*** Extracted material Section Begins ***

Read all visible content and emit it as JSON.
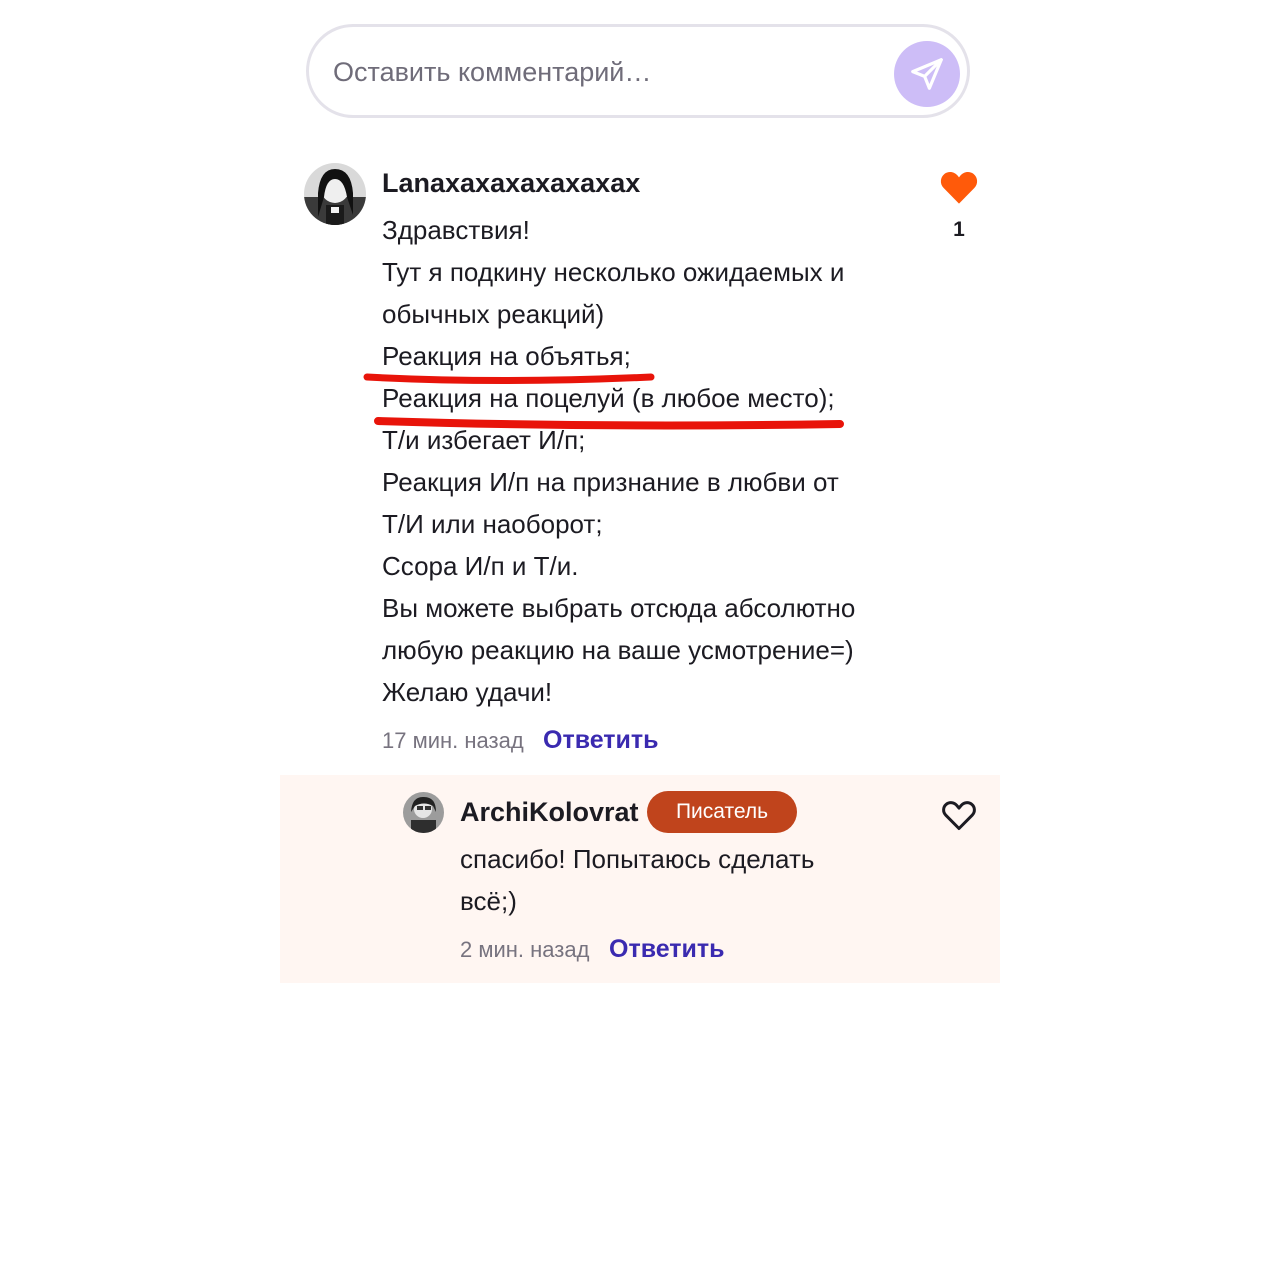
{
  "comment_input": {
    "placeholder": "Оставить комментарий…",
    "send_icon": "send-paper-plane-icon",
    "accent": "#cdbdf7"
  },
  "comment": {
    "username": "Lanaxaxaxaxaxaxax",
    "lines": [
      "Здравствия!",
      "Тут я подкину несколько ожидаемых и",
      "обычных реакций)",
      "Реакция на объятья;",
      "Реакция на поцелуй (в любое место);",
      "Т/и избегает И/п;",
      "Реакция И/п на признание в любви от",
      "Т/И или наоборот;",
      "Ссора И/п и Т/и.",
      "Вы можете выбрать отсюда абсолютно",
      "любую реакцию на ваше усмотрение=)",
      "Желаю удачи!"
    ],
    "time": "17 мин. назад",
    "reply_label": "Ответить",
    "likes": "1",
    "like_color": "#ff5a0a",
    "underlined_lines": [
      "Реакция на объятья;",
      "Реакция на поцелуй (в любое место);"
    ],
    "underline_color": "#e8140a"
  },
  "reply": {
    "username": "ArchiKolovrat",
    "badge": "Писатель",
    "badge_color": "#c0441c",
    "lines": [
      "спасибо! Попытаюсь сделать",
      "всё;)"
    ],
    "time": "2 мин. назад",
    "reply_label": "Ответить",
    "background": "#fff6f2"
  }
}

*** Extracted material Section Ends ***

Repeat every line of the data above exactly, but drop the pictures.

Read all visible content and emit it as JSON.
{
  "comment_input": {
    "placeholder": "Оставить комментарий…",
    "send_icon": "send-paper-plane-icon",
    "accent": "#cdbdf7"
  },
  "comment": {
    "username": "Lanaxaxaxaxaxaxax",
    "lines": [
      "Здравствия!",
      "Тут я подкину несколько ожидаемых и",
      "обычных реакций)",
      "Реакция на объятья;",
      "Реакция на поцелуй (в любое место);",
      "Т/и избегает И/п;",
      "Реакция И/п на признание в любви от",
      "Т/И или наоборот;",
      "Ссора И/п и Т/и.",
      "Вы можете выбрать отсюда абсолютно",
      "любую реакцию на ваше усмотрение=)",
      "Желаю удачи!"
    ],
    "time": "17 мин. назад",
    "reply_label": "Ответить",
    "likes": "1",
    "like_color": "#ff5a0a",
    "underlined_lines": [
      "Реакция на объятья;",
      "Реакция на поцелуй (в любое место);"
    ],
    "underline_color": "#e8140a"
  },
  "reply": {
    "username": "ArchiKolovrat",
    "badge": "Писатель",
    "badge_color": "#c0441c",
    "lines": [
      "спасибо! Попытаюсь сделать",
      "всё;)"
    ],
    "time": "2 мин. назад",
    "reply_label": "Ответить",
    "background": "#fff6f2"
  }
}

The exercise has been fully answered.